China's Sinochem boss dismisses 'crazy' Trump polices
LIMA - Global business leaders meeting in Lima think proposals by U.S. President-elect Donald Trump to build a wall along the Mexican border and hike tariffs on Chinese imports are unlikely to happen, said the head of China's state-run Sinochem o...
LIMA - Global business leaders meeting in Lima think proposals by U.S. President-elect Donald Trump to build a wall along the Mexican border and hike tariffs on Chinese imports are unlikely to happen, said the head of China's state-run Sinochem on Friday.
"We worried a bit on the incoming U.S. President Donald Trump, and his policies, but I think we basically agree we don't think he will really build a wall between Mexico and the U.S, and we don't think he will really increase import duties on Chinese products," Ning Gaoning told journalists on the sidelines of a conference of Pacific rim economies.
"We believe countries are rational, and we doubt Mexico will pay for that wall...I don't think our world will go that crazy."
Trump, a Republican, pulled off a surprise victory in the U.S. presidential election after appealing to voters in states that had long supported Democrats, promising to curb immigration and bring back jobs by renegotiating international trade deals.
His victory vote has exacerbated worries that about the future of free trade and the Trans-Pacific Partnership (TPP) trade pact, which Trump has criticized. Those are the key themes under discussion in this week's Asia-Pacific Economic Cooperation (APEC) summit in Peru.

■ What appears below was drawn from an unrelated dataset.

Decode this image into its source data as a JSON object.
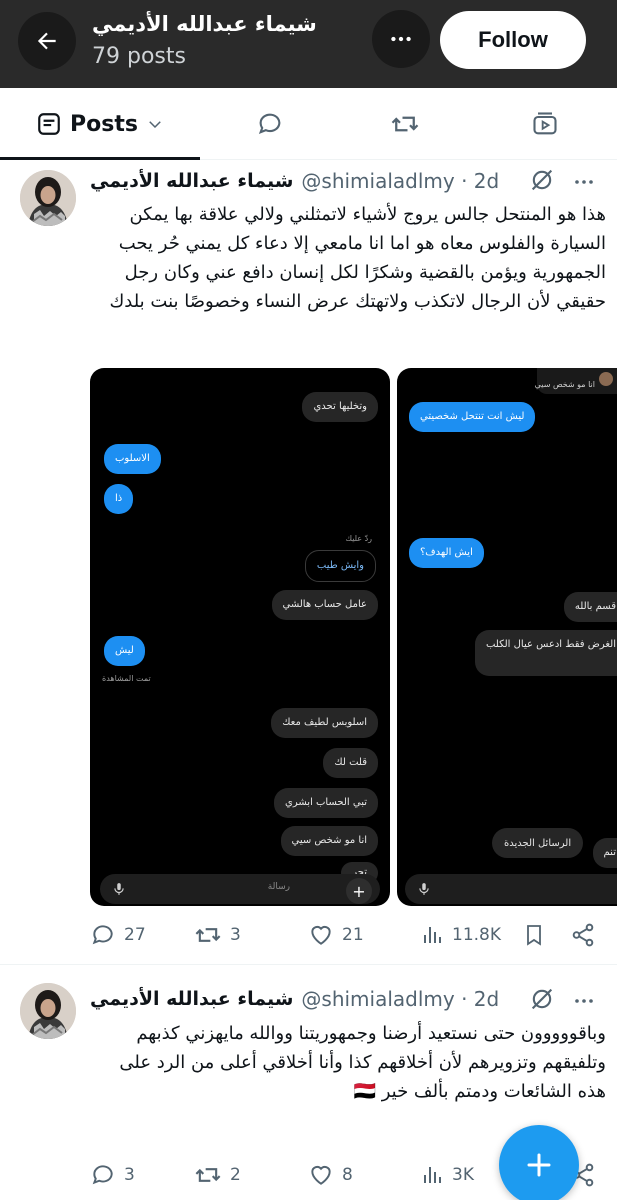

But Ning said he remained optimistic that there would not be a "major retreat" on free trade and suggested Trump's words were little more than rhetoric.
"Due to lack of knowledge and understanding, some people fall for the theories of protectionism," he said.
"Trump said in Michigan that he would create automobile factories and bring the industries back. I don't think what he said can be delivered."
Sinochem Group was a monopoly oil and chemicals trader until the early 1990s and has since expanded into oil and gas production, refining, agriculture and real estate.